*** Opening of Input data ***

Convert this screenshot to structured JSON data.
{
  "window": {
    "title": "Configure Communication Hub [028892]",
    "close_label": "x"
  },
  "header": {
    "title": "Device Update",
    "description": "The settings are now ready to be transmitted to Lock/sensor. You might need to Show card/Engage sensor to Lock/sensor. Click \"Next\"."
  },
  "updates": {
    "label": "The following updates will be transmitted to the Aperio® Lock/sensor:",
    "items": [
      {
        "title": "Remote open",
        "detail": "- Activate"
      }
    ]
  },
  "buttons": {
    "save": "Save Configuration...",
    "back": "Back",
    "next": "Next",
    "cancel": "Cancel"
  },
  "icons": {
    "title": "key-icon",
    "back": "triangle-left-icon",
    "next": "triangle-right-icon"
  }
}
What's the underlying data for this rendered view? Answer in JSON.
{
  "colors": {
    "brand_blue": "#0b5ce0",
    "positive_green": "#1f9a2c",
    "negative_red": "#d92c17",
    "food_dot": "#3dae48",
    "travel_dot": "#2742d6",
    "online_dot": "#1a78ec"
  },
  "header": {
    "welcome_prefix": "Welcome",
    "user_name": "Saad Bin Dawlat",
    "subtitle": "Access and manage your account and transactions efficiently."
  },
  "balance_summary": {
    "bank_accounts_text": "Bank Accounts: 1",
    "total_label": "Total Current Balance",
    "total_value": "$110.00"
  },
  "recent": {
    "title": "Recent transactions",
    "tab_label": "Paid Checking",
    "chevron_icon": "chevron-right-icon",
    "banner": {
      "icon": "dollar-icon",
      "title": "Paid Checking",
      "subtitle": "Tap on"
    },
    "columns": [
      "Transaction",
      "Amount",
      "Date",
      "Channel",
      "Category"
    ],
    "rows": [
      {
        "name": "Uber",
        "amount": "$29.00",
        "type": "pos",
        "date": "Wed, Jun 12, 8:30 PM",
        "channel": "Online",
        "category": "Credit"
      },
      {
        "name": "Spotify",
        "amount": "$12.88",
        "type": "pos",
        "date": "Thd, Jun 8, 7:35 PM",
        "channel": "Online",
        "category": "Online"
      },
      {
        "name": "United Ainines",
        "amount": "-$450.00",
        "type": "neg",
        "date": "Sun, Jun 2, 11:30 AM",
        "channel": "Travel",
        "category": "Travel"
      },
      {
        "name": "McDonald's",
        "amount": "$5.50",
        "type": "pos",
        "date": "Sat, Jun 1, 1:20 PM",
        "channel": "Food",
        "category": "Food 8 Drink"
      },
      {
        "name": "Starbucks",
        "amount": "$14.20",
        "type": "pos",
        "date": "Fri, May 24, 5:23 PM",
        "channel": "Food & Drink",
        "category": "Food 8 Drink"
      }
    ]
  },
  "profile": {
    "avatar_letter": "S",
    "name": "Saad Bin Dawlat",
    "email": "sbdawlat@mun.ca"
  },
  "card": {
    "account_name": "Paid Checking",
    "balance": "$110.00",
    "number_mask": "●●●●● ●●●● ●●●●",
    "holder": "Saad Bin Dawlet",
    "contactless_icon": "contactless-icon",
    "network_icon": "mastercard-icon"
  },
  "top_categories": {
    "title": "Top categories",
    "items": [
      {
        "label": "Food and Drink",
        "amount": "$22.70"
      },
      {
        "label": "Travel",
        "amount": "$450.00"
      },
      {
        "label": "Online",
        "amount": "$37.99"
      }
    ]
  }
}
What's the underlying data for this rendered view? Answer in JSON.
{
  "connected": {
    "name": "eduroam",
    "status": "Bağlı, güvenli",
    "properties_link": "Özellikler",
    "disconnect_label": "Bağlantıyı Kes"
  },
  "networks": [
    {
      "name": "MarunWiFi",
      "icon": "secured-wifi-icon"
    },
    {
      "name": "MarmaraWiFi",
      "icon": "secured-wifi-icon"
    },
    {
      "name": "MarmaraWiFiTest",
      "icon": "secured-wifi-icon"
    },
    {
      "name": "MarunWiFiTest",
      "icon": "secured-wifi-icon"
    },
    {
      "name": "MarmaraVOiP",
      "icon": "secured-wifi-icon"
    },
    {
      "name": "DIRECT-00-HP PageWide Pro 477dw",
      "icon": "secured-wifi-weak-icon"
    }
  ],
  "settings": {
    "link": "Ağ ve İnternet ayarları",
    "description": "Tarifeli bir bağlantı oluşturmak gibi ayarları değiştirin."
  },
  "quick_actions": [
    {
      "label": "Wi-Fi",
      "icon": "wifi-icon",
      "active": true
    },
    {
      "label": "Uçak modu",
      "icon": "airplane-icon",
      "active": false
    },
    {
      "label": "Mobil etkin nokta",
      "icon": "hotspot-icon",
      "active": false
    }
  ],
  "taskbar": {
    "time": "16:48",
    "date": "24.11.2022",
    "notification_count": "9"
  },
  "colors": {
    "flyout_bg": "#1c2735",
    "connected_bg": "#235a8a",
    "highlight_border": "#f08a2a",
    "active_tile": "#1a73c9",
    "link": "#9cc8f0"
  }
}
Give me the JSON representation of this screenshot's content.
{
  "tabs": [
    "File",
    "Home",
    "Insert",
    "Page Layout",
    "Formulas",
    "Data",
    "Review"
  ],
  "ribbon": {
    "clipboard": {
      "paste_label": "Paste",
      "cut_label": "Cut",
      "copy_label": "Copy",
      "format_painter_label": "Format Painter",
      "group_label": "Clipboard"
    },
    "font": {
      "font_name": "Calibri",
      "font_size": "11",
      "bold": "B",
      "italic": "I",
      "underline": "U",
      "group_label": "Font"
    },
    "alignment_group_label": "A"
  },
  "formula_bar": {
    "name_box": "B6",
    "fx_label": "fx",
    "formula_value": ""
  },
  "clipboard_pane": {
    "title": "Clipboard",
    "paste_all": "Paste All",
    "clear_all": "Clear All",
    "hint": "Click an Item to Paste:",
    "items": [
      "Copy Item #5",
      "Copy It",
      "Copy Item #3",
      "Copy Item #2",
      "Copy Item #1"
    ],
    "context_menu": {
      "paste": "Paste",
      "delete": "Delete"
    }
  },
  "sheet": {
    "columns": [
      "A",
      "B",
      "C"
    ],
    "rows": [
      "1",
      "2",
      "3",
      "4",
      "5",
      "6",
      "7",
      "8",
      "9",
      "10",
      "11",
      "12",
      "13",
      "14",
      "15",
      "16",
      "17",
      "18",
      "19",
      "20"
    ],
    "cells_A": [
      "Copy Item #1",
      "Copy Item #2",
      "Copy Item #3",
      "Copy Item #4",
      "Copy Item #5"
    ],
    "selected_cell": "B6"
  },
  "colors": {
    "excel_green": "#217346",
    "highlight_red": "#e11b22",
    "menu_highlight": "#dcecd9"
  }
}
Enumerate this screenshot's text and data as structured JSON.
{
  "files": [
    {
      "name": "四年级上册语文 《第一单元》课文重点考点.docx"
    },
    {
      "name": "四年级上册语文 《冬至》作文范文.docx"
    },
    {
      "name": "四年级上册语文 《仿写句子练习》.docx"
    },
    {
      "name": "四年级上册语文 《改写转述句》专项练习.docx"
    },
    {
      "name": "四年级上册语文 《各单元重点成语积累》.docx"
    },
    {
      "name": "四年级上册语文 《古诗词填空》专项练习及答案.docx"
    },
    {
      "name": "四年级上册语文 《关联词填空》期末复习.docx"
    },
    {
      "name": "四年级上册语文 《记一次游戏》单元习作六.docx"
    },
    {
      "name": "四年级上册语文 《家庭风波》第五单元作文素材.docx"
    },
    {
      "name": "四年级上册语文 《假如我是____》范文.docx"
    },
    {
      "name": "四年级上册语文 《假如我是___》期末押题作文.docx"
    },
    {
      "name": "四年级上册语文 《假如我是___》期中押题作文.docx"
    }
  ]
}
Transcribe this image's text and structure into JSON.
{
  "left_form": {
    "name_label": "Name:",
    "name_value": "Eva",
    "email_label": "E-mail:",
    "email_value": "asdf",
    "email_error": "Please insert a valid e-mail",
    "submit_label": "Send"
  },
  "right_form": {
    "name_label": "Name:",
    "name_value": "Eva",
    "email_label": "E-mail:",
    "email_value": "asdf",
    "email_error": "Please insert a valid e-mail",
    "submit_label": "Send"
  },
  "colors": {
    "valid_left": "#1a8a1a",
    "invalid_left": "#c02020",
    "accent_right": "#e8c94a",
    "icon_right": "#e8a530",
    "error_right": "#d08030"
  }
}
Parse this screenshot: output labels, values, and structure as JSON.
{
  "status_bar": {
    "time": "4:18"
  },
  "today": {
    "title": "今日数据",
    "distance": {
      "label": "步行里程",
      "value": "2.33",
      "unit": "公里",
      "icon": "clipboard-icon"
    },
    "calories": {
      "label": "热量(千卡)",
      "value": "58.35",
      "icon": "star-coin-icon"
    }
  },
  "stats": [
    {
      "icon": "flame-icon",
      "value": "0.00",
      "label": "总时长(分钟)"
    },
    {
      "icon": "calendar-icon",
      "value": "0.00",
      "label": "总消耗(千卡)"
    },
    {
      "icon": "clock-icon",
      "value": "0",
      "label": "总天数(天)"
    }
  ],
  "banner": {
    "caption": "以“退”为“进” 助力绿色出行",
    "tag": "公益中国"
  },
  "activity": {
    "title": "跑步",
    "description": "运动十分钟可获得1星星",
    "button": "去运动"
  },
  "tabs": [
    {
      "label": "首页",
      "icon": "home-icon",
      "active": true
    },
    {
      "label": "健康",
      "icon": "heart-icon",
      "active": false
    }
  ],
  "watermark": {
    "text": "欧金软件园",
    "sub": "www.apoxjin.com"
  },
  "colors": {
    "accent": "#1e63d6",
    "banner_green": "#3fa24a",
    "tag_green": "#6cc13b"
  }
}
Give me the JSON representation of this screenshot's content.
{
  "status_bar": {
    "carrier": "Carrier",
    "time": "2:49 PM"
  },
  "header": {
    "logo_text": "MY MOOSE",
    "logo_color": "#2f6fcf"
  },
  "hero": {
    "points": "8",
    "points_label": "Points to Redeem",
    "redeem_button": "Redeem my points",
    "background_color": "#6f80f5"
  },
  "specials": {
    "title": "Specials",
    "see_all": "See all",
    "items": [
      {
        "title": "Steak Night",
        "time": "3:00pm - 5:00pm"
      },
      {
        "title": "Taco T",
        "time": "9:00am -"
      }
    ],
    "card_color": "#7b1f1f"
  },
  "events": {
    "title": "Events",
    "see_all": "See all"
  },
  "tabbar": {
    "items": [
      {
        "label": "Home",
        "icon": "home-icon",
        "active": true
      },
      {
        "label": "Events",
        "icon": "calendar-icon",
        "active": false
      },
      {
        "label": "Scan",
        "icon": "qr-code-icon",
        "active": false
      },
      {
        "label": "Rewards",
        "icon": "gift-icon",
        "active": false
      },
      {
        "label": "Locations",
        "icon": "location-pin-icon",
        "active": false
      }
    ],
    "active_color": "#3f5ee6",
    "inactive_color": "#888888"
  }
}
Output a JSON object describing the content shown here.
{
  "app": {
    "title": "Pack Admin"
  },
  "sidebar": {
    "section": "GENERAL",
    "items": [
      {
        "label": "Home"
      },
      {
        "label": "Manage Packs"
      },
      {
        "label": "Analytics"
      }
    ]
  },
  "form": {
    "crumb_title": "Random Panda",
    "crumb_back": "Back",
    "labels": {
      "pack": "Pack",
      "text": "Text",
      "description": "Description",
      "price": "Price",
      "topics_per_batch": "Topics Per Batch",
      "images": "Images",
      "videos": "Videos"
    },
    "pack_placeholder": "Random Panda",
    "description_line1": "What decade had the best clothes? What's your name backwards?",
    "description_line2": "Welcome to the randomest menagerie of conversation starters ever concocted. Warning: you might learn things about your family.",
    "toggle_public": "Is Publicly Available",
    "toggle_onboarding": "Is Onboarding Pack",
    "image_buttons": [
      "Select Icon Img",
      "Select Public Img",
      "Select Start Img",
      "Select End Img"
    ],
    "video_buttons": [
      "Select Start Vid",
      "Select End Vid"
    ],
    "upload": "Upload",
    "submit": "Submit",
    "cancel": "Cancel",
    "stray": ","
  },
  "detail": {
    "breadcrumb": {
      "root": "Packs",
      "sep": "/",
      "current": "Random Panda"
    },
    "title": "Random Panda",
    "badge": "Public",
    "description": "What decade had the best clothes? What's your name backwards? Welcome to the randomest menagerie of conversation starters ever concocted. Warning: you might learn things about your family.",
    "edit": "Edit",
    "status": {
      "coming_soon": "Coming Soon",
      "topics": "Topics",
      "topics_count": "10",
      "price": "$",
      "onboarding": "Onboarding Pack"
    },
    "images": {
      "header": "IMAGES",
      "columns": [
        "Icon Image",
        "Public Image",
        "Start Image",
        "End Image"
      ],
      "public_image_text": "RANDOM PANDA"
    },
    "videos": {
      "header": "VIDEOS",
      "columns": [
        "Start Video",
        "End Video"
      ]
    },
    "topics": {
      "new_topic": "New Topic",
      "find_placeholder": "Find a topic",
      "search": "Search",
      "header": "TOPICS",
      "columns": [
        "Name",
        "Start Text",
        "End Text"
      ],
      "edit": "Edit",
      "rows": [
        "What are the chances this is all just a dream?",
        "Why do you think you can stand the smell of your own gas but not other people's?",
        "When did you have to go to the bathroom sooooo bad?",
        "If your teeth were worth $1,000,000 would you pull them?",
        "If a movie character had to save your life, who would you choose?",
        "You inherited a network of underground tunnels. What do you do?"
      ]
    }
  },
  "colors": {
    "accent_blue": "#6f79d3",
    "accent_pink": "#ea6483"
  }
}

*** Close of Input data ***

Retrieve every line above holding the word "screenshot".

### Expected output
Convert this screenshot to structured JSON data.
Give me the JSON representation of this screenshot's content.
Enumerate this screenshot's text and data as structured JSON.
Parse this screenshot: output labels, values, and structure as JSON.
Give me the JSON representation of this screenshot's content.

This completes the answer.